Weir has a chance to become the first repeat winner at Riviera since Hogan won three times in 1947-48, one of those coming in the U.S. Open.

The Canadian is a huge Hogan fan, having read his books and studied his swing.

Everyone, though, seems to be a Daly fan. He kept the gallery in suspense over every shot and every putt, and the cheers resounded across Riviera. The loudest of the day came on his 8-iron to the par-3 sixth, which landed on a slight ridge and rolled to within 15 inches of the cup.

The ups-and-downs in his life are fascinating, and his golf is heading that direction. Daly doesn't mind the constant attention on the ex-wives, his occasional weight problems, the tales of drinking and gambling. Any other athlete might get heckling. Daly gets nothing but love.

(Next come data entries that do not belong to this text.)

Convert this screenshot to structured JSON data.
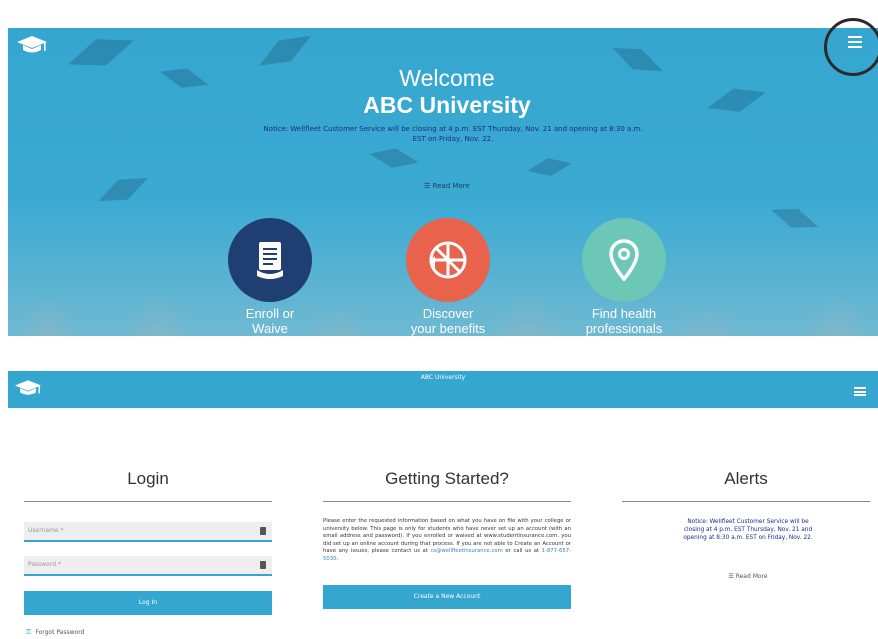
{
  "hero": {
    "welcome": "Welcome",
    "university": "ABC University",
    "notice": "Notice: Wellfleet Customer Service will be closing at 4 p.m. EST Thursday, Nov. 21 and opening at 8:30 a.m. EST on Friday, Nov. 22.",
    "read_more": "☰ Read More",
    "features": [
      {
        "label_line1": "Enroll or",
        "label_line2": "Waive",
        "icon": "document-icon",
        "color": "#1f3f73"
      },
      {
        "label_line1": "Discover",
        "label_line2": "your benefits",
        "icon": "pie-chart-icon",
        "color": "#e8624c"
      },
      {
        "label_line1": "Find health",
        "label_line2": "professionals",
        "icon": "map-pin-icon",
        "color": "#6cc7b6"
      }
    ],
    "arrow": "↓",
    "menu_icon": "hamburger-icon",
    "logo_icon": "graduation-cap-icon"
  },
  "topbar": {
    "title": "ABC University",
    "menu_icon": "hamburger-icon",
    "logo_icon": "graduation-cap-icon"
  },
  "login": {
    "title": "Login",
    "username_placeholder": "Username *",
    "password_placeholder": "Password *",
    "login_button": "Log In",
    "forgot_password": "Forgot Password",
    "forgot_icon": "key-icon"
  },
  "getting_started": {
    "title": "Getting Started?",
    "text_before_email": "Please enter the requested information based on what you have on file with your college or university below. This page is only for students who have never set up an account (with an email address and password). If you enrolled or waived at www.studentinsurance.com, you did set up an online account during that process. If you are not able to Create an Account or have any issues, please contact us at ",
    "email": "cs@wellfleetinsurance.com",
    "text_mid": " or call us at ",
    "phone": "1-877-657-5030",
    "text_end": ".",
    "create_button": "Create a New Account"
  },
  "alerts": {
    "title": "Alerts",
    "notice": "Notice: Wellfleet Customer Service will be closing at 4 p.m. EST Thursday, Nov. 21 and opening at 8:30 a.m. EST on Friday, Nov. 22.",
    "read_more": "☰ Read More"
  },
  "colors": {
    "brand_blue": "#35a6cf",
    "notice_text": "#1d2a8a",
    "enroll": "#1f3f73",
    "discover": "#e8624c",
    "find": "#6cc7b6"
  }
}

"I just want to do good," he said. "My goal is not to make the same stupid mistakes that I made, and not trust some of the people that I've trusted in the past. It's life. You learn. You live and learn.

"Its just taken me a lot longer than most people."

Daly is liven' large at Riviera, only two shots out of the lead and plenty of possibilities awaiting on the weekend.

^Divots:@ Vijay Singh had a 1-under 70 and appeared safe to make the cut on the number. Singh missed the cut last week at Torrey Pines, ending his streak of 12 consecutive top 10s on the PGA Tour. He left without comment. ... David Toms, playing for the first time since wrist surgery, had another 71 and was at even-par 142. ... Woods hit his drive in the right rough on No. 11, and as he walked down the fairway, fans applauded him for a great shot. They were looking at a ball that was about 350 yards in the middle of the fairway -- struck from the adjacent practice range. "That's not my ball," Woods finally told them. ... The best-bounce round belonged to Darren Clarke, who followed his 82 with a 68. He still missed the cut. Olin Browne followed his 79 with a 69. ... Carl Pettersson made an ace on No. 14, but it was one day too soon. The tournament is awarding a sports car to the first player with an ace on that hole -- on the weekend.

Copyright 2004 by The Associated Press